Exercise goal: Go through the records below and report each line with "waveform" in it.

Exercise materials:
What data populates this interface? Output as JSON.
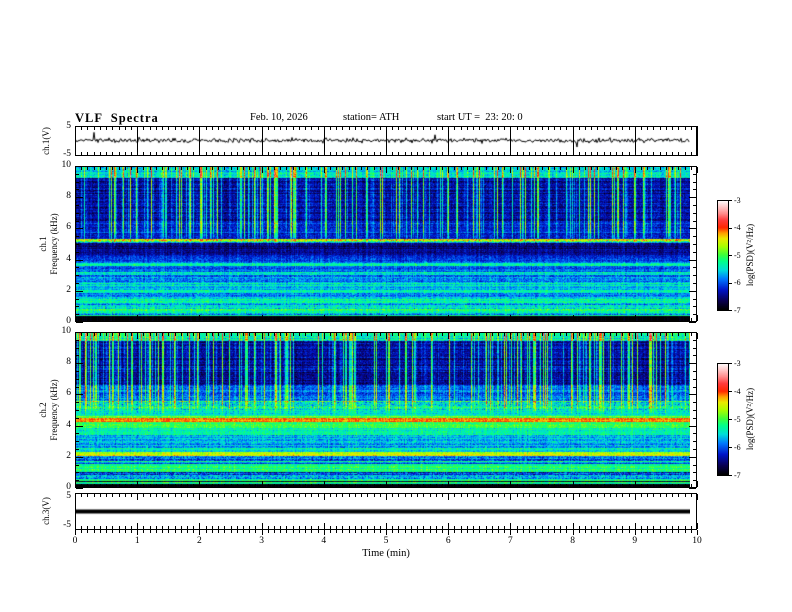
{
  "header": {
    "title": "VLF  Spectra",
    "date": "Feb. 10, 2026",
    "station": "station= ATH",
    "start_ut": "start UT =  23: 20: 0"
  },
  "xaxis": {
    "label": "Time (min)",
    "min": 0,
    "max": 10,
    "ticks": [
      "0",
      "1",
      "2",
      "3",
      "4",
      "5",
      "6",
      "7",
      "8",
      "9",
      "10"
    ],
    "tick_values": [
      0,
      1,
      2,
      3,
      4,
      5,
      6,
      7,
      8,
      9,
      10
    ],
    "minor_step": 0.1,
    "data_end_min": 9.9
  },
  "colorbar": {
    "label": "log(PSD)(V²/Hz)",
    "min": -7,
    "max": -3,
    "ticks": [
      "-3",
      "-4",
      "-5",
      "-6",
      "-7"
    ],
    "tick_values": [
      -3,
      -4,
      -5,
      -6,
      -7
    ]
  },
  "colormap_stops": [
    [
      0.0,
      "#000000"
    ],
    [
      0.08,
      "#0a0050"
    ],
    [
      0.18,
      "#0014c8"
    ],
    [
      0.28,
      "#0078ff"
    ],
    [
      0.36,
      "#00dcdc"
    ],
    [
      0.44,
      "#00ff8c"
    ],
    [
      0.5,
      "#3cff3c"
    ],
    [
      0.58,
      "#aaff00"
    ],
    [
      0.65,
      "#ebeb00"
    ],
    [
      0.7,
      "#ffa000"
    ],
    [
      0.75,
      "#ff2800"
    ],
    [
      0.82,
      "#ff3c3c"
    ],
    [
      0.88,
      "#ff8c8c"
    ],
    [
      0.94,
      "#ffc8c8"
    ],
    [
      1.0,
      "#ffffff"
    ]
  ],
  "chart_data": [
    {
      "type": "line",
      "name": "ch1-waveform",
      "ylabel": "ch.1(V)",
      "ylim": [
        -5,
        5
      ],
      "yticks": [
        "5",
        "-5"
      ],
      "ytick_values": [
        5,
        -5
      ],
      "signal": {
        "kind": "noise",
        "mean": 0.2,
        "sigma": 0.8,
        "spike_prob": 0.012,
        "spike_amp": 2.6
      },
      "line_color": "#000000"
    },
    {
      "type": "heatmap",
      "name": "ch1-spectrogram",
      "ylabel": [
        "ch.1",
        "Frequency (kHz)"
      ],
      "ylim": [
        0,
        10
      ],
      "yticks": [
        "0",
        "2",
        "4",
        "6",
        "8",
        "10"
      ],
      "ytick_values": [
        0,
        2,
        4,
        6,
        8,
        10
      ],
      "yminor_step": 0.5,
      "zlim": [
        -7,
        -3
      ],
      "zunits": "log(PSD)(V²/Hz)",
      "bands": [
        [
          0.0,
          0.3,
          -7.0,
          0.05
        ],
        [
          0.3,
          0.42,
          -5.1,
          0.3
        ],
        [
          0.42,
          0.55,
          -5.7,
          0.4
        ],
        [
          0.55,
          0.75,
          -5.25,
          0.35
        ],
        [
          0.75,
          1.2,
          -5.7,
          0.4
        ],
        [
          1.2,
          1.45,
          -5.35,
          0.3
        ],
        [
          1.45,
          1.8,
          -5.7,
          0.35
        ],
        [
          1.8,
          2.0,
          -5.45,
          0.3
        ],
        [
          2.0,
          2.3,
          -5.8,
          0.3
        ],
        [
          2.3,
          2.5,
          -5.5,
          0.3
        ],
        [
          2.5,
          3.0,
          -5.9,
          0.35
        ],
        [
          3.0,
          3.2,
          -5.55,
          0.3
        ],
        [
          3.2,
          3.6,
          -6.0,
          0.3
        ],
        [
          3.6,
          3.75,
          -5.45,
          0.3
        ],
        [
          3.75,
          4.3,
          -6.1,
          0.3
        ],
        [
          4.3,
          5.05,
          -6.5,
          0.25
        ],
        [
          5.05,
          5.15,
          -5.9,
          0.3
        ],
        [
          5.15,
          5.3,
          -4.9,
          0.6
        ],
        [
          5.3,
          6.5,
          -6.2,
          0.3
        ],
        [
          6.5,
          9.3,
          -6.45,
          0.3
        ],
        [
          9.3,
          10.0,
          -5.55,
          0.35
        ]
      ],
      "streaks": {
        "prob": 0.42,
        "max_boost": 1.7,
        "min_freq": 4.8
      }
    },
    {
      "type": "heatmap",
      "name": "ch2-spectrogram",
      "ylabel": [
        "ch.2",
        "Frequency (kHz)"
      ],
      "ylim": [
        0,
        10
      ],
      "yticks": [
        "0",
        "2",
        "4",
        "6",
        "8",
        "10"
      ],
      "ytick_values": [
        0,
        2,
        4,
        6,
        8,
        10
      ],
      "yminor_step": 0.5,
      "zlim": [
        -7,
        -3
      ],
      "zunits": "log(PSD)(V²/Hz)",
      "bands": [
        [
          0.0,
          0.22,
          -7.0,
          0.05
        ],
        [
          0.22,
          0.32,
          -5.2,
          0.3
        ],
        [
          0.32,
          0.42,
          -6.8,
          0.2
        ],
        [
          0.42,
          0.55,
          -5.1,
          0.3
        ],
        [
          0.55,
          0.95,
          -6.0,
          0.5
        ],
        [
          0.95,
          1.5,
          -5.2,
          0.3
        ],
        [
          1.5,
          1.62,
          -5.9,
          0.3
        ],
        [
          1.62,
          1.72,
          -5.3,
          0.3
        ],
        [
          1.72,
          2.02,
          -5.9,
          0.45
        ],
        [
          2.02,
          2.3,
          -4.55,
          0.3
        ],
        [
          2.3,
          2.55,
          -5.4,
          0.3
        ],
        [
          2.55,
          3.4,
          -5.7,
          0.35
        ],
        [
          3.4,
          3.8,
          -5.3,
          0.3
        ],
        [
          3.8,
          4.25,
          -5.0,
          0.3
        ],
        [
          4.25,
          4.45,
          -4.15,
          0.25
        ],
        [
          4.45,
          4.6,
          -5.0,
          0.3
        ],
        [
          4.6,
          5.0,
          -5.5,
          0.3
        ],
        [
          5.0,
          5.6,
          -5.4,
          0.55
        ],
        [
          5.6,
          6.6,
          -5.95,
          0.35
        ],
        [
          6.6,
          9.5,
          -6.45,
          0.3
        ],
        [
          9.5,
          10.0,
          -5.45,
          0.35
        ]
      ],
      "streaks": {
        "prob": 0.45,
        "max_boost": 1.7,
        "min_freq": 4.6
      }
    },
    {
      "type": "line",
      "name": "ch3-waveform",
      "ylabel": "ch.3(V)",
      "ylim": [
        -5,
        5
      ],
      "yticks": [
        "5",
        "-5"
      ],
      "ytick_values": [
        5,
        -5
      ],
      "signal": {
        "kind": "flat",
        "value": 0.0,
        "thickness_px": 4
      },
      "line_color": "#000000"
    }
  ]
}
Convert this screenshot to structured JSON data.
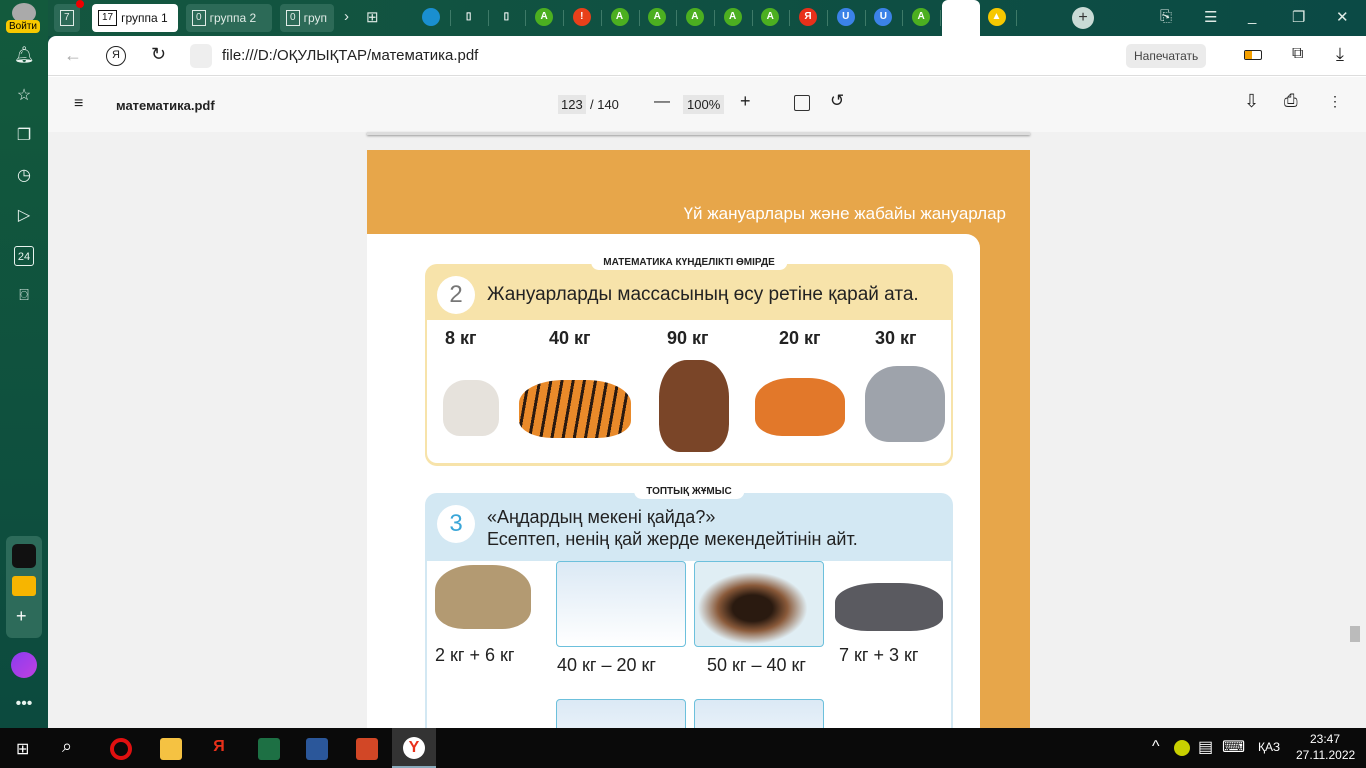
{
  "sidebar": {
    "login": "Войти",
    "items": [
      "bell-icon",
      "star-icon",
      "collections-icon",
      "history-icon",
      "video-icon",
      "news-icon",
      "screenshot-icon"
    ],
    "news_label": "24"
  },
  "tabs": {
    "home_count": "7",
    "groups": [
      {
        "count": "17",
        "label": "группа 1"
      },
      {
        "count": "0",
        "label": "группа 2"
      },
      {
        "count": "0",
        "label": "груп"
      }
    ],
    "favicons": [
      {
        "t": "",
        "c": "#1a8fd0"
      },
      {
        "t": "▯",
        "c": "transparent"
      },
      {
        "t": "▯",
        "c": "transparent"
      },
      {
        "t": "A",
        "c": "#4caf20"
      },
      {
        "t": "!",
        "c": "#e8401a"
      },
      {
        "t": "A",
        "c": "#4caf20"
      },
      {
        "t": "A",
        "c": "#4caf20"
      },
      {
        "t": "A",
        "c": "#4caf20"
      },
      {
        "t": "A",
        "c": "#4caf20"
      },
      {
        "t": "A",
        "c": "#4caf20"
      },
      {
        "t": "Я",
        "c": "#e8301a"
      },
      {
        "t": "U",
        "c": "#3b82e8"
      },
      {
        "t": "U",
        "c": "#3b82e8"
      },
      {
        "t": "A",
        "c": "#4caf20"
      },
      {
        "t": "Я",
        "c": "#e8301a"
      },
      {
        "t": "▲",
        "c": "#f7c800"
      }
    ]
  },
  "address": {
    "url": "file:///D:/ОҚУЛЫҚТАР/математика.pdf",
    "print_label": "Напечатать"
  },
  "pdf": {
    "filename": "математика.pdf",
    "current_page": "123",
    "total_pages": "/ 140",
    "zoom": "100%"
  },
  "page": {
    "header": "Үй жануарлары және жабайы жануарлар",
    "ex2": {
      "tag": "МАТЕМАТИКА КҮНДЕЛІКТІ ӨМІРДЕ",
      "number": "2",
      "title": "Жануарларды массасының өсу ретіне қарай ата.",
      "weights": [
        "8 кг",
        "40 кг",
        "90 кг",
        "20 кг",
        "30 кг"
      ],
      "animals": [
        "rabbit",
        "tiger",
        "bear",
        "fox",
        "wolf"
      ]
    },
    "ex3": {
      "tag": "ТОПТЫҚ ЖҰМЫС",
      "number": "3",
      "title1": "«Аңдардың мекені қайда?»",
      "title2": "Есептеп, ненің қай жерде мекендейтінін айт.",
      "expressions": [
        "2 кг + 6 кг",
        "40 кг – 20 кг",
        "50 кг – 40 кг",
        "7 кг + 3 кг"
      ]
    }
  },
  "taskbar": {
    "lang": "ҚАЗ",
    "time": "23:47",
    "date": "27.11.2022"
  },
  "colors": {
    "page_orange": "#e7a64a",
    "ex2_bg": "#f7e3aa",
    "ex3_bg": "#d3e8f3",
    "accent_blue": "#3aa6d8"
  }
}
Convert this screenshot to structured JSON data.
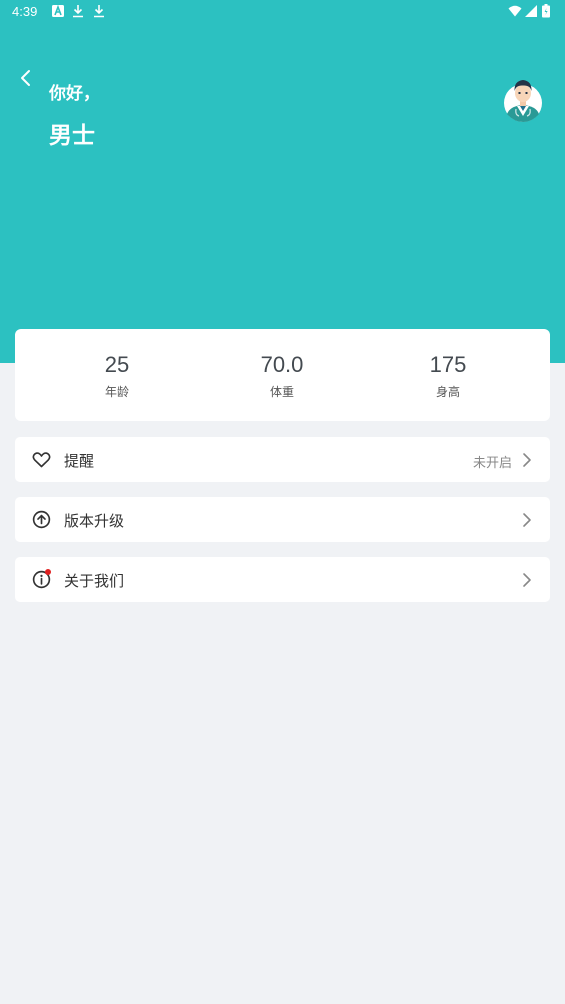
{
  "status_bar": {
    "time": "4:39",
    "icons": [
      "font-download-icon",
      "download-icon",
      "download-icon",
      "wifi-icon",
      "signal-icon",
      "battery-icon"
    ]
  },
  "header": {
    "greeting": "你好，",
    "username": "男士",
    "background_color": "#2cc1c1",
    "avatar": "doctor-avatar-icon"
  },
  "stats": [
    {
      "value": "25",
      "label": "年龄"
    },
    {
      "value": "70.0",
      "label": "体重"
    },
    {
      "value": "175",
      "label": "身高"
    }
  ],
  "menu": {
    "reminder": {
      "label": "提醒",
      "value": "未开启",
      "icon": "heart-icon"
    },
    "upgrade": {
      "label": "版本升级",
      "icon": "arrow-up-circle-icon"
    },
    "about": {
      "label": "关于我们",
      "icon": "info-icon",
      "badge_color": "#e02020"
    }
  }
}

Exercise result:
      "name": "ch1-waveform",
      "name": "ch3-waveform",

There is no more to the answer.